(Source data)
----
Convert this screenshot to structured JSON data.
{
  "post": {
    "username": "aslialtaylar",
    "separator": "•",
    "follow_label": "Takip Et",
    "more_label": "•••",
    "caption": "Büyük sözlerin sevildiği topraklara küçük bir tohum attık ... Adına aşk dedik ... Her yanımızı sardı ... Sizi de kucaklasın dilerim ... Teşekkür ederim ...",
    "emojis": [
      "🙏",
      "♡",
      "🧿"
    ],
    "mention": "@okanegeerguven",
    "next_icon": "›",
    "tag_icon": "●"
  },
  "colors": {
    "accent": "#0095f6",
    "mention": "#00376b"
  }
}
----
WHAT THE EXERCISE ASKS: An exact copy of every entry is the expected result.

COMPLETED TASK:
Convert this screenshot to structured JSON data.
{
  "post": {
    "username": "aslialtaylar",
    "separator": "•",
    "follow_label": "Takip Et",
    "more_label": "•••",
    "caption": "Büyük sözlerin sevildiği topraklara küçük bir tohum attık ... Adına aşk dedik ... Her yanımızı sardı ... Sizi de kucaklasın dilerim ... Teşekkür ederim ...",
    "emojis": [
      "🙏",
      "♡",
      "🧿"
    ],
    "mention": "@okanegeerguven",
    "next_icon": "›",
    "tag_icon": "●"
  },
  "colors": {
    "accent": "#0095f6",
    "mention": "#00376b"
  }
}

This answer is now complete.